It was a learning process. Every project you face is a blank canvas, it’s a brand new slate, and at the core of everything it’s all Aristotle, it’s all drama, and for this story in particular it was about learning to play with the close-ups and the wide shots. It’s an intimate story happening inside Brittany’s heart and soul, that’s the close-ups, and it’s literally a story about a woman running across the city, and the world of that, the scope, the emotionality of that…that’s the wide shot. So it was all about adapting cinematic language into a language I understood.
Now that the film is out, have you been able to take a breath and reflect on the experience?
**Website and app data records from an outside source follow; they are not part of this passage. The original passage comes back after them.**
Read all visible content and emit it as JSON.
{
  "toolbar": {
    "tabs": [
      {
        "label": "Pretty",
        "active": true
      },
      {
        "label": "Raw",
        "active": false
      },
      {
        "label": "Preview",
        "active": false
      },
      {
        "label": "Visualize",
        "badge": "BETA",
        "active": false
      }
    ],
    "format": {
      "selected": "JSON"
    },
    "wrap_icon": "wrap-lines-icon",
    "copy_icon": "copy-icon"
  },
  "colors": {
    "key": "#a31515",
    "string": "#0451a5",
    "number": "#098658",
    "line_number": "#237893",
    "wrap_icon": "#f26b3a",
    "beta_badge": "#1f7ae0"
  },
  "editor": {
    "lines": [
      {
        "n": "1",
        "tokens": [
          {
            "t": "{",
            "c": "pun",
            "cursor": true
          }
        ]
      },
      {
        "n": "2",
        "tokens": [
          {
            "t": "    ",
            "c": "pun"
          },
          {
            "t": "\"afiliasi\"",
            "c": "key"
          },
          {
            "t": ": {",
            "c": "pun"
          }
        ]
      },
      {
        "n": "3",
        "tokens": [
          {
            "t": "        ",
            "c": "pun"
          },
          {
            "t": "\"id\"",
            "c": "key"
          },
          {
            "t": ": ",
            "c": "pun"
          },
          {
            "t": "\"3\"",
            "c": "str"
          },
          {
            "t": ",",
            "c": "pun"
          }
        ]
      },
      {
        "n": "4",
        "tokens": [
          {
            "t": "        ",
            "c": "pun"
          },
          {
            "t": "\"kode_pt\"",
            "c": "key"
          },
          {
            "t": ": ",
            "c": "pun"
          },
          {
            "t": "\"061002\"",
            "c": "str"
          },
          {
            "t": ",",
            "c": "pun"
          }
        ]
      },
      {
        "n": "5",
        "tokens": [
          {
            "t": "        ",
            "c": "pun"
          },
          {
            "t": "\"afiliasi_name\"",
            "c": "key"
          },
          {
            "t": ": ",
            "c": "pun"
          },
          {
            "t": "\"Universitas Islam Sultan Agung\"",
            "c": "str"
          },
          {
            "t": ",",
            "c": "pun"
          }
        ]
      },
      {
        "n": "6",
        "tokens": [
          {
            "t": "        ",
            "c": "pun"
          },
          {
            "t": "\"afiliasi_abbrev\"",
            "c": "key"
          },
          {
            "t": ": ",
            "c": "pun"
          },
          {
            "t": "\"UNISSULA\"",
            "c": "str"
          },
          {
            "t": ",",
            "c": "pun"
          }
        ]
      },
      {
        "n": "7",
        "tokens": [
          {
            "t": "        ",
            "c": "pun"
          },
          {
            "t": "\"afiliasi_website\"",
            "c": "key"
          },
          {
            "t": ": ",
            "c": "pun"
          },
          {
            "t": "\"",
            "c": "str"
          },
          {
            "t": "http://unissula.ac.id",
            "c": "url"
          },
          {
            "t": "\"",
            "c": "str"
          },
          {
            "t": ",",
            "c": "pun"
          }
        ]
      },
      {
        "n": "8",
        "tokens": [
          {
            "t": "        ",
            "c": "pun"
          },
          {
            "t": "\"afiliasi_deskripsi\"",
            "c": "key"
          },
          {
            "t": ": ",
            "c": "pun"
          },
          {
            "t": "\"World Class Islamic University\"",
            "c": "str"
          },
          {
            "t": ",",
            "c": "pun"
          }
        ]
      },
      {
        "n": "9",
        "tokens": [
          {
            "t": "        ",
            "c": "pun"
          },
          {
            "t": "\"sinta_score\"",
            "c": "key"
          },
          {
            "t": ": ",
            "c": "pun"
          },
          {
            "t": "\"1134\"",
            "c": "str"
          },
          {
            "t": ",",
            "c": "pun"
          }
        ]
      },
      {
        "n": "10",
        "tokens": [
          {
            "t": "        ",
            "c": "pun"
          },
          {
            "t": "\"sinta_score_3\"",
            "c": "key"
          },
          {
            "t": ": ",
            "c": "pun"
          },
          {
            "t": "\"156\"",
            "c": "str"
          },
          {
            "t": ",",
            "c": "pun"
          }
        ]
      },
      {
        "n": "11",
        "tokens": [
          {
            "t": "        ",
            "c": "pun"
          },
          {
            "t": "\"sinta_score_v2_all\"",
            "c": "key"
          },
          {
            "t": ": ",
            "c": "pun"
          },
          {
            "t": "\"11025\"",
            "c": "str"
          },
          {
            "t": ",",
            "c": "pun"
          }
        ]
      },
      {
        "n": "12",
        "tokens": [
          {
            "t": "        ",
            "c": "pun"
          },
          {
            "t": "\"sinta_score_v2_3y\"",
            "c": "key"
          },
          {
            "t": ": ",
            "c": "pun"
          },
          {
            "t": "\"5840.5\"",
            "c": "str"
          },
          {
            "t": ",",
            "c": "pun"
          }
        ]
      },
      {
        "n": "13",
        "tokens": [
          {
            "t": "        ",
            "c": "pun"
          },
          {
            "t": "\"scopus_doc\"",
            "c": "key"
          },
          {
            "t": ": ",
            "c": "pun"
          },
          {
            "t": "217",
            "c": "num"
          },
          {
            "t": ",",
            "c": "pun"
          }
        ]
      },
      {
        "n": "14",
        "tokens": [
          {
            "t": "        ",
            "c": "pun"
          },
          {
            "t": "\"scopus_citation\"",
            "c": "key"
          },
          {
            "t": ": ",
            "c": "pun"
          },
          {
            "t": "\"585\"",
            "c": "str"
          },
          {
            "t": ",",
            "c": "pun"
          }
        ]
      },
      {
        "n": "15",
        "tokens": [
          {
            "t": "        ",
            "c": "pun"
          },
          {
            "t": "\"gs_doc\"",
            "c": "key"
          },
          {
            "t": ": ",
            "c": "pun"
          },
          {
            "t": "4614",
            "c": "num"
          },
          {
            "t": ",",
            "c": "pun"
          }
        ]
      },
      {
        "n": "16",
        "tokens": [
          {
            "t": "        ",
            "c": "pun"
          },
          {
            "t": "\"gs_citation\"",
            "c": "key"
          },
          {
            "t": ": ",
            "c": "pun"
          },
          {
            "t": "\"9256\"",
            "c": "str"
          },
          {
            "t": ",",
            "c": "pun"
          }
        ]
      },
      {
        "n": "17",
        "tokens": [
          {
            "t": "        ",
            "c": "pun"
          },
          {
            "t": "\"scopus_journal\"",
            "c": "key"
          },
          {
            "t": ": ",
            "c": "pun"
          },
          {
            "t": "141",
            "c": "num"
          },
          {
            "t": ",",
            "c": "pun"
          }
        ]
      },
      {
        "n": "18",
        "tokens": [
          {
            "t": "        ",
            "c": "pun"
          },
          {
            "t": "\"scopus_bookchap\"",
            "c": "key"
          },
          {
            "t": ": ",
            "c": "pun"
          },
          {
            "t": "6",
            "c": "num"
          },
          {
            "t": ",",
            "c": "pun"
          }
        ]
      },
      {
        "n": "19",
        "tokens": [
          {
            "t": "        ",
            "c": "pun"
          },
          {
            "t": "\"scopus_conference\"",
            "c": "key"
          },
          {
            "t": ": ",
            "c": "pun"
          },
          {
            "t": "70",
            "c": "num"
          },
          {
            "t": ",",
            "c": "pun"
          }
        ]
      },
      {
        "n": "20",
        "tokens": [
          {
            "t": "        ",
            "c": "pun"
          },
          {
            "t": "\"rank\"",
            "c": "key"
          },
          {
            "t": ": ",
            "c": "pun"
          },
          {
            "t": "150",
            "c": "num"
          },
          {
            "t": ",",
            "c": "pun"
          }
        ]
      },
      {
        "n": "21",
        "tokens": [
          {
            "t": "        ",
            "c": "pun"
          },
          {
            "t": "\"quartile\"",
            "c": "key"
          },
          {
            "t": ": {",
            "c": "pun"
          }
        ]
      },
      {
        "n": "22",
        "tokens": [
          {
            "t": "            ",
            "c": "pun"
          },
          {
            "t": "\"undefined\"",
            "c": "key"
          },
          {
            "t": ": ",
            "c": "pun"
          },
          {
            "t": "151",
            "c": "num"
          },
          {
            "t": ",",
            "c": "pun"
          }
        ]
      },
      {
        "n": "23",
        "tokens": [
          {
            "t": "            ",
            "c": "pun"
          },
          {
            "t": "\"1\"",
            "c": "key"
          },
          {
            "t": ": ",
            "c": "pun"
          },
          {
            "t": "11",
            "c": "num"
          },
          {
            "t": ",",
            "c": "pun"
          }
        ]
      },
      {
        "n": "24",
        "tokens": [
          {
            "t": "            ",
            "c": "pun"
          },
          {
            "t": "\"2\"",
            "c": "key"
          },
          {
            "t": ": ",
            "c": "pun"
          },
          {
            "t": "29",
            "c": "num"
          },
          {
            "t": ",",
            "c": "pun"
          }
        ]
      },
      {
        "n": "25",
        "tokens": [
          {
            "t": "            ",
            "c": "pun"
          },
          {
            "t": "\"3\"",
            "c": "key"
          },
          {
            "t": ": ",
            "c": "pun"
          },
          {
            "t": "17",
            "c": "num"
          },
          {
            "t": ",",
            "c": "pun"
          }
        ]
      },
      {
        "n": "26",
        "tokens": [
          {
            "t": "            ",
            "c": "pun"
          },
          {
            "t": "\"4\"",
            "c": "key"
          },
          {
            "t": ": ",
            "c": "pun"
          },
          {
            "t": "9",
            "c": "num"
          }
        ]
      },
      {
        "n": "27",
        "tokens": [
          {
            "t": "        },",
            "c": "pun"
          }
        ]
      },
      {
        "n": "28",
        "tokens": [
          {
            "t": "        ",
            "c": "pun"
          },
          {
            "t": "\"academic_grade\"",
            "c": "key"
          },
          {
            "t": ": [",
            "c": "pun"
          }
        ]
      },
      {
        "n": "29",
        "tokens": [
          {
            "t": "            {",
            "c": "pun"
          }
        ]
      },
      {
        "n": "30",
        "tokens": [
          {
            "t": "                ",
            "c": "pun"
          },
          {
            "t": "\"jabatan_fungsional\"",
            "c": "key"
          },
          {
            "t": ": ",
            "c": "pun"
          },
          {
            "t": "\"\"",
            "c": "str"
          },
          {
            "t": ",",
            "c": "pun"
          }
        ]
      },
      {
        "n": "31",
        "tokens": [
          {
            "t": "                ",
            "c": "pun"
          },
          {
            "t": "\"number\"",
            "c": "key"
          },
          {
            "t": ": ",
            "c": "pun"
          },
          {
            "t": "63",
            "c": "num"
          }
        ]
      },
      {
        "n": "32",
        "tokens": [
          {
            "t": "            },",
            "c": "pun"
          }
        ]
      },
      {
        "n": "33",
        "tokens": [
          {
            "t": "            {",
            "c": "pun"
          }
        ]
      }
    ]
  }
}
Umm, no! (Laughs). It’s been a sole focus for so long, we sold the film in January to Amazon, and I thought that would be the end of the road but it was really just the beginning. And I have been promoting the movie since January. It’s been pretty surreal to see the reactions all over the world and see how people have been inspired and so connected to the material…but I can take in only as much as I can, but I won’t be able to see it in its whole until I have a little bit of distance.
When you first spoke to Brittany about writing her story, what was her reaction?
I said “I don’t know if I should tell you this but I’m writing a movie about you” and she asked what it was called and I told her ‘Brittany Runs A Marathon’ and she asked how fast does she run in it? She was flattered. But then it became quite scary cause she thought in some way it was as if her journal was going to be read. It wasn’t until we were at Sundance that I gave her the press notes and it said “Based on his real-life best friend, Brittany is a hot mess” and she was like “You can’t say that, i’m an adult, you have to draw the line between me and the character”…and that was a totally fair request.
As I said, when I saw the film it really resonated with me in a lot of different aspects and I think what you have made is incredible and I really hope more people see it
Oh my god, well thank you.
Brittany Runs A Marathon is screening in Australian theatres from October 31st 2019 before streaming exclusively on Amazon Prime from November 15th 2019. Our thanks to Paul Downs Colaizzo and Transmission Films.